● EXERCISE INSTRUCTIONS
Each record should be set down again so that it matches the original exactly.

● ENTRIES SUPPLIED

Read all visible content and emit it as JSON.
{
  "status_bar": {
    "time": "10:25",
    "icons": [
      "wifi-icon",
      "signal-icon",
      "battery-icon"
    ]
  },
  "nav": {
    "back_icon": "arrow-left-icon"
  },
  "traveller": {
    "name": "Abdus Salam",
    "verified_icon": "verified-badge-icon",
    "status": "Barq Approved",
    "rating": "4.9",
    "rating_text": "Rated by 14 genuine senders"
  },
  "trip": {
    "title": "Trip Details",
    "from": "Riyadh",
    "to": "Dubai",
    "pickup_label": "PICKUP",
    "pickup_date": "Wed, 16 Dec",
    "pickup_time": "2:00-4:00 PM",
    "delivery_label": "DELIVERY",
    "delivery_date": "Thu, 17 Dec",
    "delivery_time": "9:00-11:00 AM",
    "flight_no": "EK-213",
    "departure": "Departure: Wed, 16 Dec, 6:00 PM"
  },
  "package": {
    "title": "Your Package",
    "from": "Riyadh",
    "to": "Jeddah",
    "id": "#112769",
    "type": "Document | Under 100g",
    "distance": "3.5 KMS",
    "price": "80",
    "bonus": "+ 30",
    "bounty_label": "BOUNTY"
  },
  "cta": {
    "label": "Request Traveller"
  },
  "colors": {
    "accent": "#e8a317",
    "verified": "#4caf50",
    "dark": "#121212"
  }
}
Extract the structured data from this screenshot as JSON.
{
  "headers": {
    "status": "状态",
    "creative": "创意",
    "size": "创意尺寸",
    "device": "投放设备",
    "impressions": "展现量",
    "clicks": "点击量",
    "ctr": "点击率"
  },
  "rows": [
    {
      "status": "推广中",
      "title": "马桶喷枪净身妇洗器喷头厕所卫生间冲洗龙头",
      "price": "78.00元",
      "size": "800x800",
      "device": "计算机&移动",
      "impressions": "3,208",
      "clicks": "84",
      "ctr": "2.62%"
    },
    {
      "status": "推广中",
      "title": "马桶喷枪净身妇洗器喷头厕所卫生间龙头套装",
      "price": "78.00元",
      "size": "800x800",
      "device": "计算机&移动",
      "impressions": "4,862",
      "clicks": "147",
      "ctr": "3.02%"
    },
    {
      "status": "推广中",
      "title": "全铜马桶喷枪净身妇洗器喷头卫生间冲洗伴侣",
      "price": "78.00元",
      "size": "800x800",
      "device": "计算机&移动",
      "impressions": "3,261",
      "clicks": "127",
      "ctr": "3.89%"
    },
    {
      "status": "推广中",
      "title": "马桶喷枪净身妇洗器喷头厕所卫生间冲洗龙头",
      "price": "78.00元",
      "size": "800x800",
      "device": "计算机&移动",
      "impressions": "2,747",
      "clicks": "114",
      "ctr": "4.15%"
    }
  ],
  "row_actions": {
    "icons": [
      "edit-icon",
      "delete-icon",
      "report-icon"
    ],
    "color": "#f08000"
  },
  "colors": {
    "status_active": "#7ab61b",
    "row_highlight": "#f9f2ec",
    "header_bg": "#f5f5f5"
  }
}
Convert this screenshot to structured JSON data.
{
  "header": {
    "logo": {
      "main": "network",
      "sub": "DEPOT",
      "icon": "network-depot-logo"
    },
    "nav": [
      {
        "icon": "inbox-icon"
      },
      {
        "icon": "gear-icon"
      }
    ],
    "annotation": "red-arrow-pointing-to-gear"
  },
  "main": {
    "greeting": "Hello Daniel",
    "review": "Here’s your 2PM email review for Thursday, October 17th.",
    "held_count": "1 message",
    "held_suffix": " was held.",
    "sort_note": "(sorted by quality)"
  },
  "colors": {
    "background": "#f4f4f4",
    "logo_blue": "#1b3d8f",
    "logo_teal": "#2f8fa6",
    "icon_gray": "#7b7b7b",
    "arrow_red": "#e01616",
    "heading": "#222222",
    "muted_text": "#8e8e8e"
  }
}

● PROBLEM SOLUTION
Read all visible content and emit it as JSON.
{
  "status_bar": {
    "time": "10:25",
    "icons": [
      "wifi-icon",
      "signal-icon",
      "battery-icon"
    ]
  },
  "nav": {
    "back_icon": "arrow-left-icon"
  },
  "traveller": {
    "name": "Abdus Salam",
    "verified_icon": "verified-badge-icon",
    "status": "Barq Approved",
    "rating": "4.9",
    "rating_text": "Rated by 14 genuine senders"
  },
  "trip": {
    "title": "Trip Details",
    "from": "Riyadh",
    "to": "Dubai",
    "pickup_label": "PICKUP",
    "pickup_date": "Wed, 16 Dec",
    "pickup_time": "2:00-4:00 PM",
    "delivery_label": "DELIVERY",
    "delivery_date": "Thu, 17 Dec",
    "delivery_time": "9:00-11:00 AM",
    "flight_no": "EK-213",
    "departure": "Departure: Wed, 16 Dec, 6:00 PM"
  },
  "package": {
    "title": "Your Package",
    "from": "Riyadh",
    "to": "Jeddah",
    "id": "#112769",
    "type": "Document | Under 100g",
    "distance": "3.5 KMS",
    "price": "80",
    "bonus": "+ 30",
    "bounty_label": "BOUNTY"
  },
  "cta": {
    "label": "Request Traveller"
  },
  "colors": {
    "accent": "#e8a317",
    "verified": "#4caf50",
    "dark": "#121212"
  }
}
Extract the structured data from this screenshot as JSON.
{
  "headers": {
    "status": "状态",
    "creative": "创意",
    "size": "创意尺寸",
    "device": "投放设备",
    "impressions": "展现量",
    "clicks": "点击量",
    "ctr": "点击率"
  },
  "rows": [
    {
      "status": "推广中",
      "title": "马桶喷枪净身妇洗器喷头厕所卫生间冲洗龙头",
      "price": "78.00元",
      "size": "800x800",
      "device": "计算机&移动",
      "impressions": "3,208",
      "clicks": "84",
      "ctr": "2.62%"
    },
    {
      "status": "推广中",
      "title": "马桶喷枪净身妇洗器喷头厕所卫生间龙头套装",
      "price": "78.00元",
      "size": "800x800",
      "device": "计算机&移动",
      "impressions": "4,862",
      "clicks": "147",
      "ctr": "3.02%"
    },
    {
      "status": "推广中",
      "title": "全铜马桶喷枪净身妇洗器喷头卫生间冲洗伴侣",
      "price": "78.00元",
      "size": "800x800",
      "device": "计算机&移动",
      "impressions": "3,261",
      "clicks": "127",
      "ctr": "3.89%"
    },
    {
      "status": "推广中",
      "title": "马桶喷枪净身妇洗器喷头厕所卫生间冲洗龙头",
      "price": "78.00元",
      "size": "800x800",
      "device": "计算机&移动",
      "impressions": "2,747",
      "clicks": "114",
      "ctr": "4.15%"
    }
  ],
  "row_actions": {
    "icons": [
      "edit-icon",
      "delete-icon",
      "report-icon"
    ],
    "color": "#f08000"
  },
  "colors": {
    "status_active": "#7ab61b",
    "row_highlight": "#f9f2ec",
    "header_bg": "#f5f5f5"
  }
}
Convert this screenshot to structured JSON data.
{
  "header": {
    "logo": {
      "main": "network",
      "sub": "DEPOT",
      "icon": "network-depot-logo"
    },
    "nav": [
      {
        "icon": "inbox-icon"
      },
      {
        "icon": "gear-icon"
      }
    ],
    "annotation": "red-arrow-pointing-to-gear"
  },
  "main": {
    "greeting": "Hello Daniel",
    "review": "Here’s your 2PM email review for Thursday, October 17th.",
    "held_count": "1 message",
    "held_suffix": " was held.",
    "sort_note": "(sorted by quality)"
  },
  "colors": {
    "background": "#f4f4f4",
    "logo_blue": "#1b3d8f",
    "logo_teal": "#2f8fa6",
    "icon_gray": "#7b7b7b",
    "arrow_red": "#e01616",
    "heading": "#222222",
    "muted_text": "#8e8e8e"
  }
}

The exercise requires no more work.